Astronomers have measured the passing of a super-Earth in front of a bright, nearby Sun-like star using a ground-based telescope for the first time. The transit of the exoplanet 55 Cancri e is the shallowest detected from the ground yet. Since detecting a transit is the first step in analysing a planet’s atmosphere, this success bodes well for characterising the many small planets that upcoming space missions are expected to discover in the next few years.
The international research team used the 2.5-metre Nordic Optical Telescope on the island of La Palma, Spain, a moderate-sized facility by today’s standards but equipped with state-of-the-art instruments, to make the detection. Previous observations of this planet transit had to rely on space-borne telescopes.
The host star, 55 Cancri, is located just 40 light-years away from us and is visible to the naked eye. During its transit, the planet crosses 55 Cancri and blocks a tiny fraction of the starlight, dimming the star by 1/2000th (or 0.05%) for almost two hours.

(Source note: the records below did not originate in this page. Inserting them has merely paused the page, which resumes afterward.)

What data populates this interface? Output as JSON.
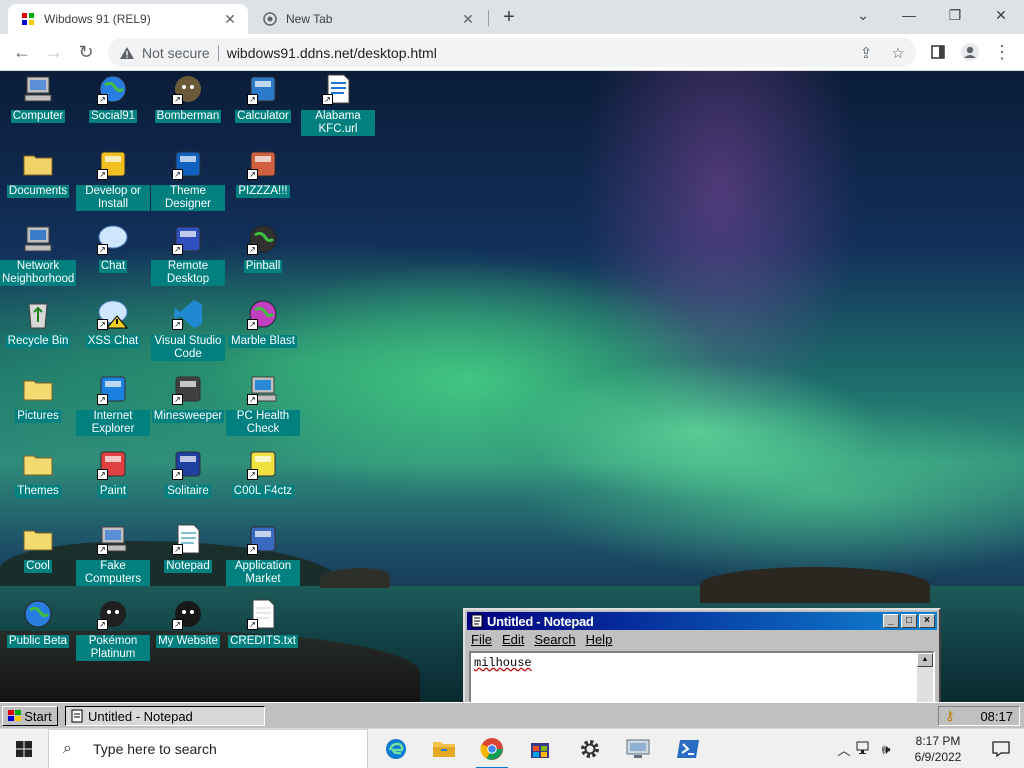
{
  "browser": {
    "tabs": [
      {
        "title": "Wibdows 91 (REL9)",
        "active": true
      },
      {
        "title": "New Tab",
        "active": false
      }
    ],
    "security": "Not secure",
    "url": "wibdows91.ddns.net/desktop.html"
  },
  "desktop": {
    "icons": [
      {
        "label": "Computer",
        "icon": "computer-icon"
      },
      {
        "label": "Social91",
        "icon": "globe-icon"
      },
      {
        "label": "Bomberman",
        "icon": "bomberman-icon"
      },
      {
        "label": "Calculator",
        "icon": "calculator-icon"
      },
      {
        "label": "Alabama KFC.url",
        "icon": "ie-document-icon"
      },
      {
        "label": "Documents",
        "icon": "documents-folder-icon"
      },
      {
        "label": "Develop or Install",
        "icon": "help-computer-icon"
      },
      {
        "label": "Theme Designer",
        "icon": "window-icon"
      },
      {
        "label": "PIZZZA!!!",
        "icon": "pizza-icon"
      },
      {
        "label": "Network Neighborhood",
        "icon": "network-icon"
      },
      {
        "label": "Chat",
        "icon": "chat-bubble-icon"
      },
      {
        "label": "Remote Desktop",
        "icon": "remote-desktop-icon"
      },
      {
        "label": "Pinball",
        "icon": "pinball-icon"
      },
      {
        "label": "Recycle Bin",
        "icon": "recycle-bin-icon"
      },
      {
        "label": "XSS Chat",
        "icon": "warning-chat-icon"
      },
      {
        "label": "Visual Studio Code",
        "icon": "vscode-icon"
      },
      {
        "label": "Marble Blast",
        "icon": "marble-icon"
      },
      {
        "label": "Pictures",
        "icon": "folder-icon"
      },
      {
        "label": "Internet Explorer",
        "icon": "ie-icon"
      },
      {
        "label": "Minesweeper",
        "icon": "mine-icon"
      },
      {
        "label": "PC Health Check",
        "icon": "health-check-icon"
      },
      {
        "label": "Themes",
        "icon": "folder-icon"
      },
      {
        "label": "Paint",
        "icon": "paint-icon"
      },
      {
        "label": "Solitaire",
        "icon": "cards-icon"
      },
      {
        "label": "C00L F4ctz",
        "icon": "lightbulb-icon"
      },
      {
        "label": "Cool",
        "icon": "folder-icon"
      },
      {
        "label": "Fake Computers",
        "icon": "computer-icon"
      },
      {
        "label": "Notepad",
        "icon": "notepad-icon"
      },
      {
        "label": "Application Market",
        "icon": "shopping-bag-icon"
      },
      {
        "label": "Public Beta",
        "icon": "globe-icon"
      },
      {
        "label": "Pokémon Platinum",
        "icon": "pokemon-icon"
      },
      {
        "label": "My Website",
        "icon": "github-icon"
      },
      {
        "label": "CREDITS.txt",
        "icon": "text-file-icon"
      }
    ]
  },
  "notepad": {
    "title": "Untitled - Notepad",
    "menu": [
      "File",
      "Edit",
      "Search",
      "Help"
    ],
    "text": "milhouse"
  },
  "w9taskbar": {
    "start_label": "Start",
    "task_label": "Untitled - Notepad",
    "clock": "08:17"
  },
  "w10taskbar": {
    "search_placeholder": "Type here to search",
    "time": "8:17 PM",
    "date": "6/9/2022",
    "apps": [
      "edge-icon",
      "file-explorer-icon",
      "chrome-icon",
      "store-icon",
      "settings-icon",
      "remote-icon",
      "powershell-icon"
    ]
  },
  "colors": {
    "icon_label_bg": "#00807f",
    "win9x_title": "#000080",
    "win9x_face": "#c0c0c0"
  }
}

This shows that the planet is about twice the size of Earth, or 16,000 miles in diameter.
“Our observations show that we can detect the transits of small planets around Sun-like stars using ground-based telescopes,” says Ernst de Mooij of Queen’s University Belfast in the United Kingdom, lead author of the study.
He continues, “This is especially important because upcoming space missions such as TESS and PLATO should find many small planets around bright stars and we will want to follow up the discoveries with ground-based instruments.”
TESS is a NASA mission scheduled for launch in 2017, while PLATO is to be launched in 2024 by the European Space Agency; both will search for transiting terrestrial planets around nearby bright stars.
“With this result we are also closing in on the detection of the atmospheres of small planets with ground-based telescopes,” says co-author Mercedes Lopez-Morales of the Harvard-Smithsonian Center for Astrophysics (CfA). “We are slowly paving the way toward the detection of bio-signatures in Earth-like planets around nearby stars.”
“It’s remarkable what we can do by pushing the limits of existing telescopes and instruments, despite the complications posed by the Earth’s own turbulent atmosphere,” says study co-author Ray Jayawardhana of York University in Canada. “Remote sensing across tens of light-years isn’t easy, but it can be done with the right technique and a bit of ingenuity.”
The planet 55 Cancri e is about twice as big and eight times as massive as Earth. With a period of 18 hours, it is the innermost of four planets in the system. Because of its proximity to the host star, the planet’s dayside temperature reaches over 3,100° Fahrenheit (1,700° Celsius), hot enough to melt metal, with conditions far from hospitable to life. Initially identified a decade ago through radial velocity measurements, it was later confirmed through transit observations with the MOST and Spitzer space telescopes.
Until now, the transits of only one other super-Earth, GJ 1214b circling a red dwarf, had been observed with ground-based telescopes. The Earth’s roiling air makes such observations extremely difficult. But the team’s success with 55 Cancri e raises the prospects of characterizing dozens of super-Earths likely to be revealed by upcoming surveys.
“We expect these surveys to find so many nearby, terrestrial worlds that space telescopes simply won’t be able to follow up on all of them. Future ground-based instrumentation will be key, and this study shows it can be done,” adds Lopez-Morales.
The research team also includes Mercedes Lopez-Morales of the Harvard-Smithsonian Center for Astrophysics, as well as Raine Karjalainen and Marie Hrudkova of the Isaac Newton Group of Telescopes. Their findings will appear in the Astrophysical Journal Letters.